It is not just the erosion of coping skills that leads to or triggers mental illness. Alcohol is in fact a depressant. It can relax and disinhibit you, but at the same time makes you vulnerable to feelings of lowness. It disrupts your thinking. It causes sleep problems. All-in-all, it plays havoc with your sense of balance.

Mental illness leading to alcoholism

But mental illness can also be a trigger or cause of alcoholism. Someone suffering from social anxiety may start drinking to feel disinhibition. Someone suffering from depression may drink to numb out the painful feelings. OCD in particular is connected to alcoholism, as sufferers search for ways to quiet their obsessive thinking.

Alcohol may help with the symptoms of mental illness temporarily. However, consequences soon set in, with lower lows than before, poor quality of sleep, and a range of personal problems. The person ends up drinking more to try and deal with their worsening situation, and their alcoholism becomes worse.

Which mental illnesses are particularly linked to alcoholism?

While alcoholism can lead to or complicate many mental illnesses, some are more closely linked to addiction than others.

  • Depression: Individuals suffering from depression may start drinking to try to feel good again. It may temporarily work but, since alcohol is a depressant itself, it ultimately worsens the problem.
  • Bipolar disorder: Individuals going through a manic episode may reach for alcohol to help slow down their racing minds or to help them sleep. They may start using it to turn off when their illness is causing them to feel “on” all the time.
  • OCD: Individuals with obsessive-compulsive disorder (OCD) often start using alcohol to clear their mind of obsessive thoughts. The slowness or confusion of being inebriated may seem like temporary relief from the relentlessness of their cognitive reality.
  • PTSD: Since post-traumatic stress disorder (PTSD) is caused in part by a continued stress response even when the stressor is no longer present, alcohol can at first temporarily help relax a person’s body and mind, and inhibit their memories. Eventually, it begins to worsen the symptoms instead of relieving them.
  • Anxiety disorders: People suffering from anxiety may feel temporarily relieved from their worries when they are inebriated. This is especially common for those suffering from social anxiety disorders. In the long run, the consequences of alcoholism lead to cause for more severe anxiety.

 

 

 

Dual-diagnosis

When you or a loved one receives help for alcoholism, a psychiatrist will evaluate whether you have a dual-diagnosis. They test for various mental illnesses and try to establish how the illnesses are linked.

Regardless of whether there is a causal relationship between your alcoholism and mental health, one cannot be treated in isolation.

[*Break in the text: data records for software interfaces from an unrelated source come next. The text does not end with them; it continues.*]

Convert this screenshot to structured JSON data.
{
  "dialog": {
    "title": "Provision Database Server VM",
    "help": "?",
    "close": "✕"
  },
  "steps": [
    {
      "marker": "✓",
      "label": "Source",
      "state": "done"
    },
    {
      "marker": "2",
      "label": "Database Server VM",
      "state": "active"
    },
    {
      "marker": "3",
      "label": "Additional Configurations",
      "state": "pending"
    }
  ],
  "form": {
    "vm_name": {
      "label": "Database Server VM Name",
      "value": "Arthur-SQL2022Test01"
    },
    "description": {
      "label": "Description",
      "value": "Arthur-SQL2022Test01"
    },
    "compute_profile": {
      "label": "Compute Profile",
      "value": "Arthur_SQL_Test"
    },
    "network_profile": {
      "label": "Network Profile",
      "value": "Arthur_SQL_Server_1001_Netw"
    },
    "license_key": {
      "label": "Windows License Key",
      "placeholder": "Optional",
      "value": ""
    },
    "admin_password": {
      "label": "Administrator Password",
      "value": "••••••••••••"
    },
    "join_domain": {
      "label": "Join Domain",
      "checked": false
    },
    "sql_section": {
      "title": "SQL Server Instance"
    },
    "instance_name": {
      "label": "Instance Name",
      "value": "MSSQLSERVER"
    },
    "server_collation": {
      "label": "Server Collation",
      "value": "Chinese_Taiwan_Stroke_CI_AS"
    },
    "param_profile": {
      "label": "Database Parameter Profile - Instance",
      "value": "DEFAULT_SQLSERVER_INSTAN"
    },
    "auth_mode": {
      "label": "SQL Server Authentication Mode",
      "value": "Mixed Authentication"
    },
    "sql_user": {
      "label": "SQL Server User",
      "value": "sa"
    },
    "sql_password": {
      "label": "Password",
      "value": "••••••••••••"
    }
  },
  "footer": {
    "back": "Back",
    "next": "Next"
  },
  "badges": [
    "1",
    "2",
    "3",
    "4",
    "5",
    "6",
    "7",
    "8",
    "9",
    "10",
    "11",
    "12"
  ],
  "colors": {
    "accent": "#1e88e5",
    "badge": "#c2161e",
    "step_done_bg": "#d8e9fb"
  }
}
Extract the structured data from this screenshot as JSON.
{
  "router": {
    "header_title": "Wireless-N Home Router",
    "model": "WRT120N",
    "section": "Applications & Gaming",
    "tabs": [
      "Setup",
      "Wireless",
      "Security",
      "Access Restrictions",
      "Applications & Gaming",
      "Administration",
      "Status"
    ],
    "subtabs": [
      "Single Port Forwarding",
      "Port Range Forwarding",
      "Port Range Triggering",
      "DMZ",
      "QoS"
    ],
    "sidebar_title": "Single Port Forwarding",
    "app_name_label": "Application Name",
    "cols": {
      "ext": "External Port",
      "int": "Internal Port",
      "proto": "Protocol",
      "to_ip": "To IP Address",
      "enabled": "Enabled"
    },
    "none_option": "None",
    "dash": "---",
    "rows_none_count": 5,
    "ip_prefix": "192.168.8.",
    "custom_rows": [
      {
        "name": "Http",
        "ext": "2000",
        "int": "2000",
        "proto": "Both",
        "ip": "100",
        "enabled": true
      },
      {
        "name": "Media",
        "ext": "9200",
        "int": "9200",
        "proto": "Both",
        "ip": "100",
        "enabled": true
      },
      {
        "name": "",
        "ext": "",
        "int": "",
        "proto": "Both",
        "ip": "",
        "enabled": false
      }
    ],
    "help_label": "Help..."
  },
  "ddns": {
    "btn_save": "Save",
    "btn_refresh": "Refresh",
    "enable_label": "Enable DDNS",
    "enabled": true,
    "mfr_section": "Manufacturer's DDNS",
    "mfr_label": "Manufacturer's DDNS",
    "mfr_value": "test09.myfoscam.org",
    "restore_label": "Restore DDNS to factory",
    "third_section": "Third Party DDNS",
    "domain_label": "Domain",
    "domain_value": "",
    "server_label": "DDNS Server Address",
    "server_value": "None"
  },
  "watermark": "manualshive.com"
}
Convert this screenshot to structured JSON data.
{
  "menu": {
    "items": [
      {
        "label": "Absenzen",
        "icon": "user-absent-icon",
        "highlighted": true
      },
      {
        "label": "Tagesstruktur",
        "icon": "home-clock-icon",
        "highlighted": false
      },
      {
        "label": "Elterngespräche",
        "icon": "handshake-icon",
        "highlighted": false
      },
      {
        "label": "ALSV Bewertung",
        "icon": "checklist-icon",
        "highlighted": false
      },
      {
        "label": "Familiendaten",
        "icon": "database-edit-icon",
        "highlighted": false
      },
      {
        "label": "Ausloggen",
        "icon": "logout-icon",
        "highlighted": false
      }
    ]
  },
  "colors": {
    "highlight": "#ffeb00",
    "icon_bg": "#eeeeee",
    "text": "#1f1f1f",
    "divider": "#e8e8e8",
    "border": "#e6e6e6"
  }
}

Without treating your alcoholism, your mental health will only worsen. Without treating your mental health, any sobriety will be short-lived.

If you or a loved one are suffering from mental illness, be aware that there is an increased risk of alcoholism and other substance use disorders. Watch out for symptoms of excessive drinking or alcohol dependence.

References:

1. Change in moderate alcohol consumption and quality of life: evidence from 2 population-based cohorts

Xiaoxin I. Yao, Michael Y. Ni, Felix Cheung, Joseph T. Wu, C. Mary Schooling, Gabriel M. Leung, Herbert Pang CMAJ Jul 2019, 191 (27) E753-E760; DOI: 10.1503/cmaj.181583

2. Mary W. Kuria, David M. Ndetei, Isodore S. Obot, et al., “The Association between Alcohol Dependence and Depression before and after Treatment for Alcohol Dependence,” ISRN Psychiatry, vol. 2012, Article ID 482802, 6 pages, 2012. https://doi.org/10.5402/2012/482802

3. Farren, C., Hill, K. and Weiss, R. (2012). Bipolar Disorder and Alcohol Use Disorder: A Review. Current Psychiatry Reports, 14(6), pp.659-666.

4. Mancebo, M. C., Grant, J. E., Pinto, A., Eisen, J. L., & Rasmussen, S. A. (2009). Substance use disorders in an obsessive compulsive disorder clinical sample. Journal of anxiety disorders, 23(4), 429–435. doi:10.1016/j.janxdis.2008.08.008

5. Kofoed, L., Friedman, M.J. & Peck, R. Psych Quart (1993) 64: 151. https://doi.org/10.1007/BF01065867